Today, due to human activities, there is a global decline in biodiversity. The rate of this decline shows us that we are causing a mass extinction. In Greece, the populations of many species have been dangerously reduced, while some species have already become extinct. In this part of the exhibition, the visitor can see some of these animals. Among them are the Balkan lynx (Lynx lynx balcanicus) which is considered an extinct species in Greece, the fallow deer (Dama dama) which today survives in nature only on the island of Rhodes, the endemic viper of Milos (Macrovipera schweizeri) and the bear (Ursus arctus), as well as various birds and invertebrates.


An important part of the Museum’s Mammal section concerns the Primates and the evolution of man. Our closest relatives, the great apes are presented here, as well as a description of the short journey of 7,000,000 years that separates the first upright apes from modern man. A fundamental question for humanity has always been, “How did our species originate?” Fossils of skeletal remains, especially of skulls, are key tools used in discovering our roots. Our collection of model skulls, going back to our earliest relatives from before 7,000,000 years ago, allows us to observe the gradual loss of monkey-like traits and our transition into modern man.


The Mammal exhibition includes representatives from all groups in this class. These include primitive groups such as the Monotremes (Ornithorhynchus) and the Marsupials (wallaby). The exhibition gives us the opportunity to see the variety of shapes and sizes of Mammals, from the tiny shrew to the huge whale, and from the mole to the flying lemurs. It allows us to see up-close all the adaptations that have led this group to inhabit almost all the ecosystems on the planet.


The Mammals as a group are highly interesting to humans. The main reason for this is that humans themselves belong to this group. Today mammals form a key part of the planet's biodiversity, but at the same time many of their species are endangered due to humans. The largest diorama of the Museum shows many species of mammal in replicas of their natural habitats. Iconic representatives of this group inhabiting high mountains, forests, jungles and savannas, show us the diversity and beauty of Mammals. Here the ibex can be seen next to the wild boar, the otter next to the jackal, the hyena with the antelope, the cheetah with the black panther, together creating an exquisite natural mosaic.

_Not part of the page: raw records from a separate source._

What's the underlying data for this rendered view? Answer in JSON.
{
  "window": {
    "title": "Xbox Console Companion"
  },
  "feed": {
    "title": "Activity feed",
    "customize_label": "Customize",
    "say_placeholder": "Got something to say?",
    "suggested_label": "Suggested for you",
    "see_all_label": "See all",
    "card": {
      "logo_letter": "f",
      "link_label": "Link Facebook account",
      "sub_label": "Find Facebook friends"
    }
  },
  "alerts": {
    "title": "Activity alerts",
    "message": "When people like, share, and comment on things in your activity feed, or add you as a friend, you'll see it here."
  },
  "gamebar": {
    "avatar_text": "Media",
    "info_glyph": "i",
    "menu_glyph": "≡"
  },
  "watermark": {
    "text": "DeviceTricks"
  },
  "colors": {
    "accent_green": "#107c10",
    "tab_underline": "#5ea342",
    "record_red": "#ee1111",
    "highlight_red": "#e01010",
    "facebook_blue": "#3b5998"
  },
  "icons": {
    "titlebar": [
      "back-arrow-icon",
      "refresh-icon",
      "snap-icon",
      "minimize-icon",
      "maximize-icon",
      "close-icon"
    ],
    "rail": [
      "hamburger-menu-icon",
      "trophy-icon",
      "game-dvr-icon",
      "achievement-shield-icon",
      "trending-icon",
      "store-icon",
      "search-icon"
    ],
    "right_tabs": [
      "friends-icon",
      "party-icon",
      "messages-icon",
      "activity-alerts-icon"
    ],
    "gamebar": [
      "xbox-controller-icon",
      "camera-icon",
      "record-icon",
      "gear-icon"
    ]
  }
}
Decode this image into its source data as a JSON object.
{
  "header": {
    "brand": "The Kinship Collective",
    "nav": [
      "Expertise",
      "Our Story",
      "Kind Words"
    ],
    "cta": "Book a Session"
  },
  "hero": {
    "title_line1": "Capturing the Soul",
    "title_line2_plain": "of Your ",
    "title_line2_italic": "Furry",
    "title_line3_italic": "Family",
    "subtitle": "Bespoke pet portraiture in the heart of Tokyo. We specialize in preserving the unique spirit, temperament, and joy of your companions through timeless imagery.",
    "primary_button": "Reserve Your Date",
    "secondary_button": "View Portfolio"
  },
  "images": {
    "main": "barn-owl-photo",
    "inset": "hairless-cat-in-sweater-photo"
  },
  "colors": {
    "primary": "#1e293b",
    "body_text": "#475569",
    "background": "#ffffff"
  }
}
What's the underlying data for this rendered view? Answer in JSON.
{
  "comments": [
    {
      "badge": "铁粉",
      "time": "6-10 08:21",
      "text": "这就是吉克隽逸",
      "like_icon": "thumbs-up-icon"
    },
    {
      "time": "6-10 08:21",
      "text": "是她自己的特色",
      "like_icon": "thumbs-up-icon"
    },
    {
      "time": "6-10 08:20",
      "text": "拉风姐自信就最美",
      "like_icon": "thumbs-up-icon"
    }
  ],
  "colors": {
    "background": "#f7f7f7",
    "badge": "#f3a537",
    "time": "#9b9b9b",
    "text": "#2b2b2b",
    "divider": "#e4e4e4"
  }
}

The Museum contains a large collection of Arthropods, which includes specimens from Greece and from all over the world, with insects taking a prominent position. The Blecha Collection contains thousands of beautiful Coleoptera (beetles) from across the globe. Some of the most impressive are the Goliath beetles, which are among the largest insects in the world. There are also vibrantly coloured jewel beetles from Eurasia and impressive rhinoceros beetles. The collections of specimens from other groups of insects, such as butterflies, dragonflies, grasshoppers, bees and wasps, etc… introduce the visitor to the wonderful world of insects. The visitor can also see some examples of the scorpions of Greece, which are presented in a replica of their natural environment.


Molluscs are a diverse group that includes small, worm-like animals, but also the giant squid. It also includes animals with one, two, eight or no shells. In the Museum’s shell collection, you can admire a huge variety of shapes and colours. The marine forms may impress us with their harmony of colours and shapes, but the terrestrial Molluscs easily rival these with their variety of sizes and intricate forms.


On entering the Museum, visitors see three impressive dioramas. The first contains the largest deer in the world, the elk, and one of the largest specimens of this species in any European Museum. The second diorama contains a 4 m tall giraffe and its calf, which is about 2 m tall. The third diorama contains a group of lions of different ages and sexes. Some of these specimens are over 110 years old.